[[ Records shown, beginning ]]
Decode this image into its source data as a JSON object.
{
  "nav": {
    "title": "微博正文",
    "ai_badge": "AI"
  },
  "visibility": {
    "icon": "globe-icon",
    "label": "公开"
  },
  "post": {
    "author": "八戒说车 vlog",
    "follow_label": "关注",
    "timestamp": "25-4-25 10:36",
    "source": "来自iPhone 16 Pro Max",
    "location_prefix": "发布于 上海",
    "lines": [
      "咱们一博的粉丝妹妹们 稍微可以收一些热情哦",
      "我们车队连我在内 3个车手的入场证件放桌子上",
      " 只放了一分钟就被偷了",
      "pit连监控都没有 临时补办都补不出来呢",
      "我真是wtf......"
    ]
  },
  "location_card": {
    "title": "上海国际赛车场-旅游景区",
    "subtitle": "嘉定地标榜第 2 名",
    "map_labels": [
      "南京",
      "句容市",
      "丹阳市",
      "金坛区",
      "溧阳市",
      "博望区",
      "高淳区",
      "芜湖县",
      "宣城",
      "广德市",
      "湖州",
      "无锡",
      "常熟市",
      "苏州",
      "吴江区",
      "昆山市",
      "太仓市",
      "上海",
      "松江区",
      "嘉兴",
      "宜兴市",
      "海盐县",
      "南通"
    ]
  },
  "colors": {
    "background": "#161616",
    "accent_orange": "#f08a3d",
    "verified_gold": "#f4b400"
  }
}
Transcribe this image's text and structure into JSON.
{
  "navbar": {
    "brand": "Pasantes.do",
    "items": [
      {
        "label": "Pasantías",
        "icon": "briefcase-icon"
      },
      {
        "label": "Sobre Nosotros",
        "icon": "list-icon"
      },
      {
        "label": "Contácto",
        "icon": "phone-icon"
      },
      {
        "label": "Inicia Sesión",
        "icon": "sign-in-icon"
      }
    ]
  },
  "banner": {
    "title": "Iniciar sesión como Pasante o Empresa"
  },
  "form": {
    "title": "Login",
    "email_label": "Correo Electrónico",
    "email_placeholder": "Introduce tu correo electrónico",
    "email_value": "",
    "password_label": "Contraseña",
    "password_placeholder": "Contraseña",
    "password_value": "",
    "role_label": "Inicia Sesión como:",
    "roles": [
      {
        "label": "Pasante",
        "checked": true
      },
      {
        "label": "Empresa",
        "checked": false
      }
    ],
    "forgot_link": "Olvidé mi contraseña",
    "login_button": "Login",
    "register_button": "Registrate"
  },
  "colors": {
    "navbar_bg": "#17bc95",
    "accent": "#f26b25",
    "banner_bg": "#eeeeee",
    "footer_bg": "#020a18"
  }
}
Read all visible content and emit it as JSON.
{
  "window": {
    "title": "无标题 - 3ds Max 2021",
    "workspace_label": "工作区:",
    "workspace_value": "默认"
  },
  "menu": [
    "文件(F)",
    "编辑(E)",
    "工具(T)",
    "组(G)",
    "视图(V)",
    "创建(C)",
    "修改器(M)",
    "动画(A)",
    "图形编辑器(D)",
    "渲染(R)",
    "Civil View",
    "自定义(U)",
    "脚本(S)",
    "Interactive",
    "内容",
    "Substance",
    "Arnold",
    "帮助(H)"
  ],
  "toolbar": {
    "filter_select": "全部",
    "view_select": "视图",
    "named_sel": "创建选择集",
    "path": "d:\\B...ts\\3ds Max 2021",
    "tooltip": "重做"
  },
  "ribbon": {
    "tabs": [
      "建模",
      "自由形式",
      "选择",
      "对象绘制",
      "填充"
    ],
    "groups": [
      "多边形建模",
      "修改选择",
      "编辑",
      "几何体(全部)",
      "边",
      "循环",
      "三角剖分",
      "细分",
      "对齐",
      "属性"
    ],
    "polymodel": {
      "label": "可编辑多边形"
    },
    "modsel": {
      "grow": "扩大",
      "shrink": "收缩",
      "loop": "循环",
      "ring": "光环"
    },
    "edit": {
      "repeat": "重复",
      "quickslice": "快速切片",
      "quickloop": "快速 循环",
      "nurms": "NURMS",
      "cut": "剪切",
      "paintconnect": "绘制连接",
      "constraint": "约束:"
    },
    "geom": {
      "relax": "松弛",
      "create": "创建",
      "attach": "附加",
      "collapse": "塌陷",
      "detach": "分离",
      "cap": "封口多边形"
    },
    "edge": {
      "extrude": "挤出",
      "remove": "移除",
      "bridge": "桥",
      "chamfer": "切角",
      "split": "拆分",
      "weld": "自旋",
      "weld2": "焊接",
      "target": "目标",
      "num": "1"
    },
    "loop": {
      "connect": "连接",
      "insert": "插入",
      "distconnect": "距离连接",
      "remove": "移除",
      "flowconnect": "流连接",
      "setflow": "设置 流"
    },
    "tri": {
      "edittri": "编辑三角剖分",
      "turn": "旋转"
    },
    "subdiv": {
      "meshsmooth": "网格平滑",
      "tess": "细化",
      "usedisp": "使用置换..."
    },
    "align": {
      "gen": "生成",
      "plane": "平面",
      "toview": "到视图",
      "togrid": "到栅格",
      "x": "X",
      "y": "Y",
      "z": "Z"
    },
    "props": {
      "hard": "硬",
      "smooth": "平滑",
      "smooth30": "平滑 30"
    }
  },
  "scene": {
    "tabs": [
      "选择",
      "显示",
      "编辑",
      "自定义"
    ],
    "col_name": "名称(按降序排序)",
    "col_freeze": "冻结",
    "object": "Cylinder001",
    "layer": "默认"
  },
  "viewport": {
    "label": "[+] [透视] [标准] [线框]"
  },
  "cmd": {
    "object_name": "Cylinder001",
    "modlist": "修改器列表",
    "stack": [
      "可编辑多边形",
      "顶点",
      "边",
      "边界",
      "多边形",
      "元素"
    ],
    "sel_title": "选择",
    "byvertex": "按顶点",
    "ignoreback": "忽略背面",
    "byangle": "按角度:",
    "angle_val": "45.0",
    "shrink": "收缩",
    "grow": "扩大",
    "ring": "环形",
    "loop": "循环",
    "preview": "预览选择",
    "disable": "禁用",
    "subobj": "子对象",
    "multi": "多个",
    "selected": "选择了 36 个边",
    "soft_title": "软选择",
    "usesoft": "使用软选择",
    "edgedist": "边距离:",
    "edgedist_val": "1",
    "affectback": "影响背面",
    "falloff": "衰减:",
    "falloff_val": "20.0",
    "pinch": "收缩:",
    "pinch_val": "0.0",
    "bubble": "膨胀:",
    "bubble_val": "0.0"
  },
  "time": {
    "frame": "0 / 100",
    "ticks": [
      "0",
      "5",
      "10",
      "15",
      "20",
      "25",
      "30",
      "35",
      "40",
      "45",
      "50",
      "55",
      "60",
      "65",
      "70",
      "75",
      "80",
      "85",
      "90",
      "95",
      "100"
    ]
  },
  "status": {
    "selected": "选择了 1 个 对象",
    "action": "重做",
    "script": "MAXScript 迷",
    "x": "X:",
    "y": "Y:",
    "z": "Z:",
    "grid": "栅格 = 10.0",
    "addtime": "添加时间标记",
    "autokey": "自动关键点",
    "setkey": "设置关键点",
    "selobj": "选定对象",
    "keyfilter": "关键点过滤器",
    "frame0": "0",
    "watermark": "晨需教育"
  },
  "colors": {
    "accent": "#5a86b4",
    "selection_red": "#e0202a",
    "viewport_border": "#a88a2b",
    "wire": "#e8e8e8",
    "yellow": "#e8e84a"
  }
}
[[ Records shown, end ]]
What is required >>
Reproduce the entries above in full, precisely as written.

Completed exercise >>
Decode this image into its source data as a JSON object.
{
  "nav": {
    "title": "微博正文",
    "ai_badge": "AI"
  },
  "visibility": {
    "icon": "globe-icon",
    "label": "公开"
  },
  "post": {
    "author": "八戒说车 vlog",
    "follow_label": "关注",
    "timestamp": "25-4-25 10:36",
    "source": "来自iPhone 16 Pro Max",
    "location_prefix": "发布于 上海",
    "lines": [
      "咱们一博的粉丝妹妹们 稍微可以收一些热情哦",
      "我们车队连我在内 3个车手的入场证件放桌子上",
      " 只放了一分钟就被偷了",
      "pit连监控都没有 临时补办都补不出来呢",
      "我真是wtf......"
    ]
  },
  "location_card": {
    "title": "上海国际赛车场-旅游景区",
    "subtitle": "嘉定地标榜第 2 名",
    "map_labels": [
      "南京",
      "句容市",
      "丹阳市",
      "金坛区",
      "溧阳市",
      "博望区",
      "高淳区",
      "芜湖县",
      "宣城",
      "广德市",
      "湖州",
      "无锡",
      "常熟市",
      "苏州",
      "吴江区",
      "昆山市",
      "太仓市",
      "上海",
      "松江区",
      "嘉兴",
      "宜兴市",
      "海盐县",
      "南通"
    ]
  },
  "colors": {
    "background": "#161616",
    "accent_orange": "#f08a3d",
    "verified_gold": "#f4b400"
  }
}
Transcribe this image's text and structure into JSON.
{
  "navbar": {
    "brand": "Pasantes.do",
    "items": [
      {
        "label": "Pasantías",
        "icon": "briefcase-icon"
      },
      {
        "label": "Sobre Nosotros",
        "icon": "list-icon"
      },
      {
        "label": "Contácto",
        "icon": "phone-icon"
      },
      {
        "label": "Inicia Sesión",
        "icon": "sign-in-icon"
      }
    ]
  },
  "banner": {
    "title": "Iniciar sesión como Pasante o Empresa"
  },
  "form": {
    "title": "Login",
    "email_label": "Correo Electrónico",
    "email_placeholder": "Introduce tu correo electrónico",
    "email_value": "",
    "password_label": "Contraseña",
    "password_placeholder": "Contraseña",
    "password_value": "",
    "role_label": "Inicia Sesión como:",
    "roles": [
      {
        "label": "Pasante",
        "checked": true
      },
      {
        "label": "Empresa",
        "checked": false
      }
    ],
    "forgot_link": "Olvidé mi contraseña",
    "login_button": "Login",
    "register_button": "Registrate"
  },
  "colors": {
    "navbar_bg": "#17bc95",
    "accent": "#f26b25",
    "banner_bg": "#eeeeee",
    "footer_bg": "#020a18"
  }
}
Read all visible content and emit it as JSON.
{
  "window": {
    "title": "无标题 - 3ds Max 2021",
    "workspace_label": "工作区:",
    "workspace_value": "默认"
  },
  "menu": [
    "文件(F)",
    "编辑(E)",
    "工具(T)",
    "组(G)",
    "视图(V)",
    "创建(C)",
    "修改器(M)",
    "动画(A)",
    "图形编辑器(D)",
    "渲染(R)",
    "Civil View",
    "自定义(U)",
    "脚本(S)",
    "Interactive",
    "内容",
    "Substance",
    "Arnold",
    "帮助(H)"
  ],
  "toolbar": {
    "filter_select": "全部",
    "view_select": "视图",
    "named_sel": "创建选择集",
    "path": "d:\\B...ts\\3ds Max 2021",
    "tooltip": "重做"
  },
  "ribbon": {
    "tabs": [
      "建模",
      "自由形式",
      "选择",
      "对象绘制",
      "填充"
    ],
    "groups": [
      "多边形建模",
      "修改选择",
      "编辑",
      "几何体(全部)",
      "边",
      "循环",
      "三角剖分",
      "细分",
      "对齐",
      "属性"
    ],
    "polymodel": {
      "label": "可编辑多边形"
    },
    "modsel": {
      "grow": "扩大",
      "shrink": "收缩",
      "loop": "循环",
      "ring": "光环"
    },
    "edit": {
      "repeat": "重复",
      "quickslice": "快速切片",
      "quickloop": "快速 循环",
      "nurms": "NURMS",
      "cut": "剪切",
      "paintconnect": "绘制连接",
      "constraint": "约束:"
    },
    "geom": {
      "relax": "松弛",
      "create": "创建",
      "attach": "附加",
      "collapse": "塌陷",
      "detach": "分离",
      "cap": "封口多边形"
    },
    "edge": {
      "extrude": "挤出",
      "remove": "移除",
      "bridge": "桥",
      "chamfer": "切角",
      "split": "拆分",
      "weld": "自旋",
      "weld2": "焊接",
      "target": "目标",
      "num": "1"
    },
    "loop": {
      "connect": "连接",
      "insert": "插入",
      "distconnect": "距离连接",
      "remove": "移除",
      "flowconnect": "流连接",
      "setflow": "设置 流"
    },
    "tri": {
      "edittri": "编辑三角剖分",
      "turn": "旋转"
    },
    "subdiv": {
      "meshsmooth": "网格平滑",
      "tess": "细化",
      "usedisp": "使用置换..."
    },
    "align": {
      "gen": "生成",
      "plane": "平面",
      "toview": "到视图",
      "togrid": "到栅格",
      "x": "X",
      "y": "Y",
      "z": "Z"
    },
    "props": {
      "hard": "硬",
      "smooth": "平滑",
      "smooth30": "平滑 30"
    }
  },
  "scene": {
    "tabs": [
      "选择",
      "显示",
      "编辑",
      "自定义"
    ],
    "col_name": "名称(按降序排序)",
    "col_freeze": "冻结",
    "object": "Cylinder001",
    "layer": "默认"
  },
  "viewport": {
    "label": "[+] [透视] [标准] [线框]"
  },
  "cmd": {
    "object_name": "Cylinder001",
    "modlist": "修改器列表",
    "stack": [
      "可编辑多边形",
      "顶点",
      "边",
      "边界",
      "多边形",
      "元素"
    ],
    "sel_title": "选择",
    "byvertex": "按顶点",
    "ignoreback": "忽略背面",
    "byangle": "按角度:",
    "angle_val": "45.0",
    "shrink": "收缩",
    "grow": "扩大",
    "ring": "环形",
    "loop": "循环",
    "preview": "预览选择",
    "disable": "禁用",
    "subobj": "子对象",
    "multi": "多个",
    "selected": "选择了 36 个边",
    "soft_title": "软选择",
    "usesoft": "使用软选择",
    "edgedist": "边距离:",
    "edgedist_val": "1",
    "affectback": "影响背面",
    "falloff": "衰减:",
    "falloff_val": "20.0",
    "pinch": "收缩:",
    "pinch_val": "0.0",
    "bubble": "膨胀:",
    "bubble_val": "0.0"
  },
  "time": {
    "frame": "0 / 100",
    "ticks": [
      "0",
      "5",
      "10",
      "15",
      "20",
      "25",
      "30",
      "35",
      "40",
      "45",
      "50",
      "55",
      "60",
      "65",
      "70",
      "75",
      "80",
      "85",
      "90",
      "95",
      "100"
    ]
  },
  "status": {
    "selected": "选择了 1 个 对象",
    "action": "重做",
    "script": "MAXScript 迷",
    "x": "X:",
    "y": "Y:",
    "z": "Z:",
    "grid": "栅格 = 10.0",
    "addtime": "添加时间标记",
    "autokey": "自动关键点",
    "setkey": "设置关键点",
    "selobj": "选定对象",
    "keyfilter": "关键点过滤器",
    "frame0": "0",
    "watermark": "晨需教育"
  },
  "colors": {
    "accent": "#5a86b4",
    "selection_red": "#e0202a",
    "viewport_border": "#a88a2b",
    "wire": "#e8e8e8",
    "yellow": "#e8e84a"
  }
}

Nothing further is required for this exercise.